The quest for something different has saved us from countless bands sporting Stetsons and steel guitars and singing about the simple things. Yet, there is a downside. In the ‘70s and ‘80s, when people first started writing lyrics in Icelandic, some very interesting stuff happened. This looked set to develop into all sorts of directions. Then Björk (no slouch as a lyricist herself) happened, world-wide success suddenly became a possibility, and the Icelandic lyric receded into the background.
Ironically, it is the pop bands, courting local success, that tend to sing (their mostly silly love songs) in Icelandic, whereas more serious musicians who can’t make a living domestically tend to opt for English. In neither case is there much emphasis on lyrical content.

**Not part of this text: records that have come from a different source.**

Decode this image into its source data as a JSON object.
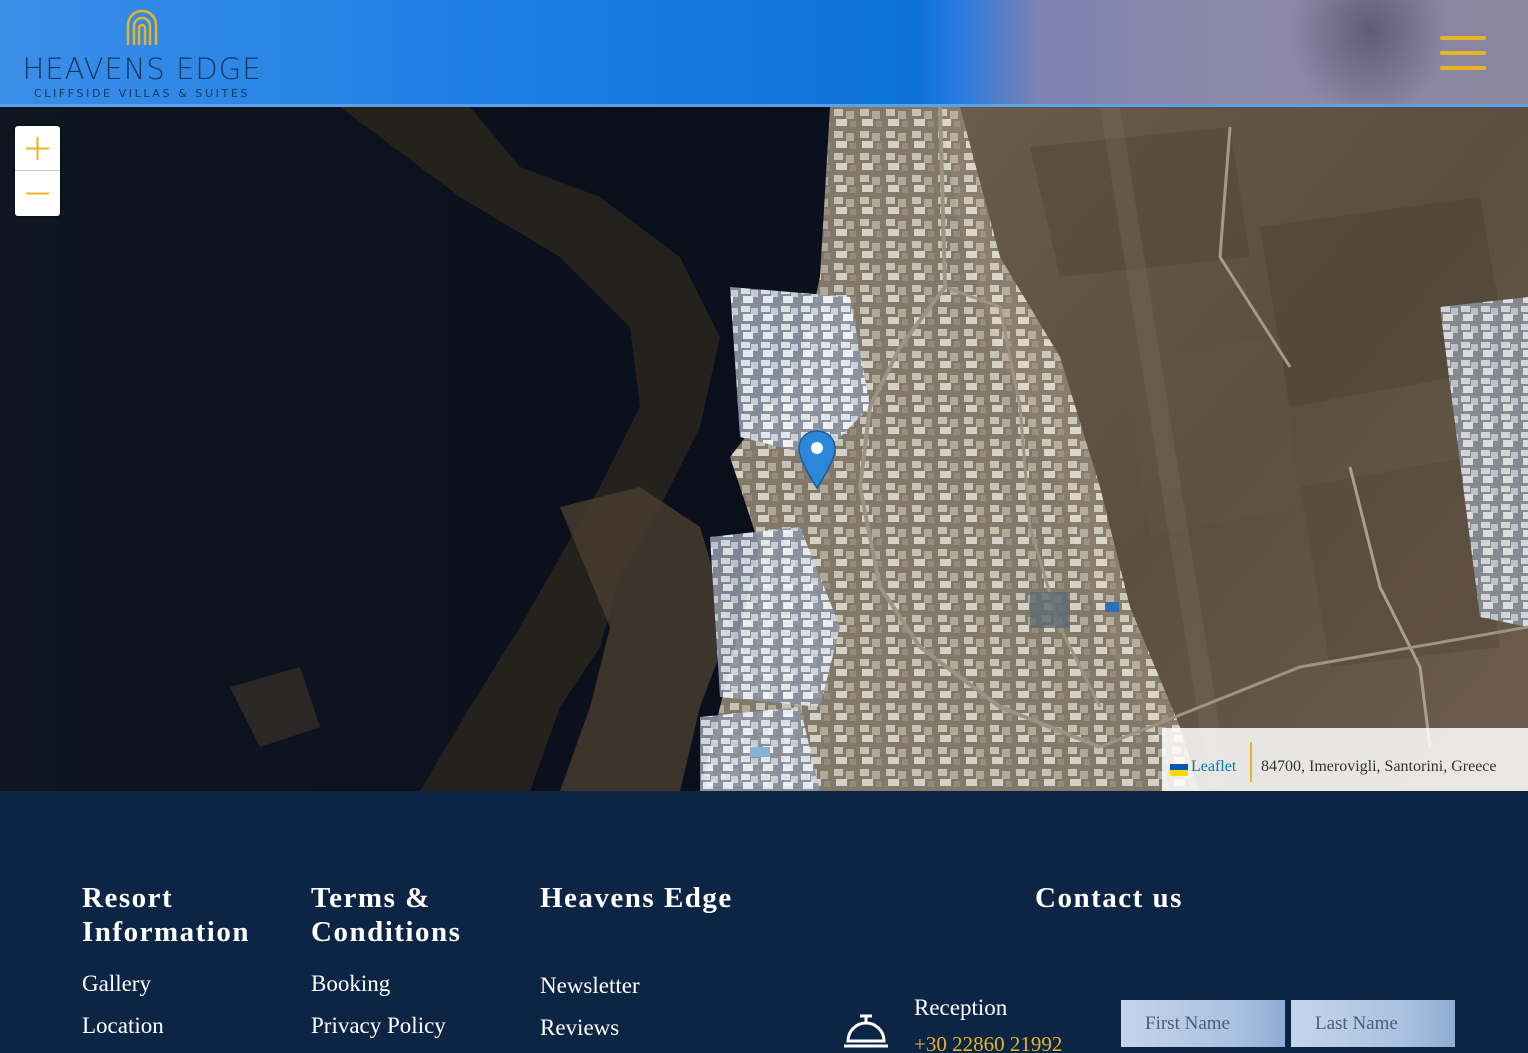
{
  "header": {
    "logo_name": "HEAVENS EDGE",
    "logo_tagline": "CLIFFSIDE VILLAS & SUITES",
    "menu_icon": "hamburger-menu-icon",
    "accent_color": "#e9b423"
  },
  "map": {
    "zoom_in_icon": "plus-icon",
    "zoom_out_icon": "minus-icon",
    "marker_icon": "location-pin-icon",
    "attribution": {
      "leaflet_label": "Leaflet",
      "address": "84700, Imerovigli, Santorini, Greece"
    }
  },
  "footer": {
    "columns": [
      {
        "title": "Resort Information",
        "links": [
          "Gallery",
          "Location"
        ]
      },
      {
        "title": "Terms & Conditions",
        "links": [
          "Booking",
          "Privacy Policy"
        ]
      },
      {
        "title": "Heavens Edge",
        "links": [
          "Newsletter",
          "Reviews"
        ]
      }
    ],
    "contact": {
      "title": "Contact us",
      "icon": "reception-bell-icon",
      "reception_label": "Reception",
      "phone": "+30 22860 21992",
      "first_name_placeholder": "First Name",
      "last_name_placeholder": "Last Name"
    }
  }
}
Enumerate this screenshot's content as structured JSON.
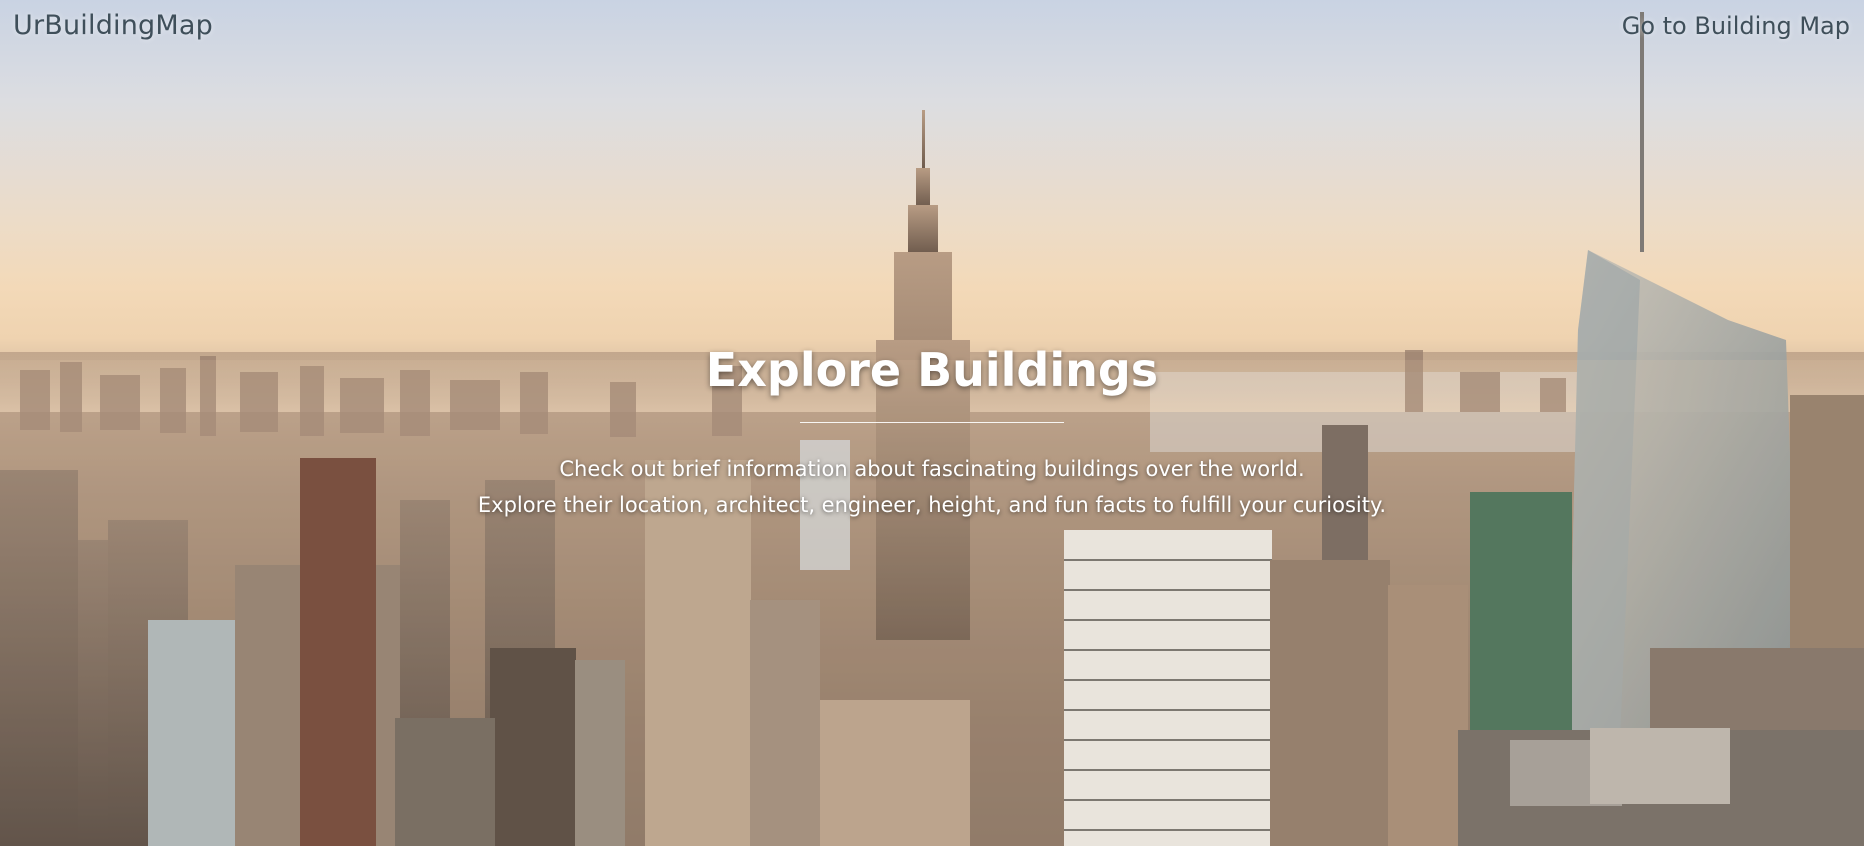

Now, if someone were to combine Americana’s love of heartfelt lyrics with Reykjavik cool and originality, it might be a very interesting prospect indeed.
With their propensity for obesity and economic mismanagement, one could be forgiven for thinking of the Icelanders as little Americans. Conventional wisdom would indeed suggest this. While the Scandinavians are busy constructing their welfare states full of equality and general contentment, the Icelanders prefer giving all their money to a select few for them to squander away. The same can be said of culture.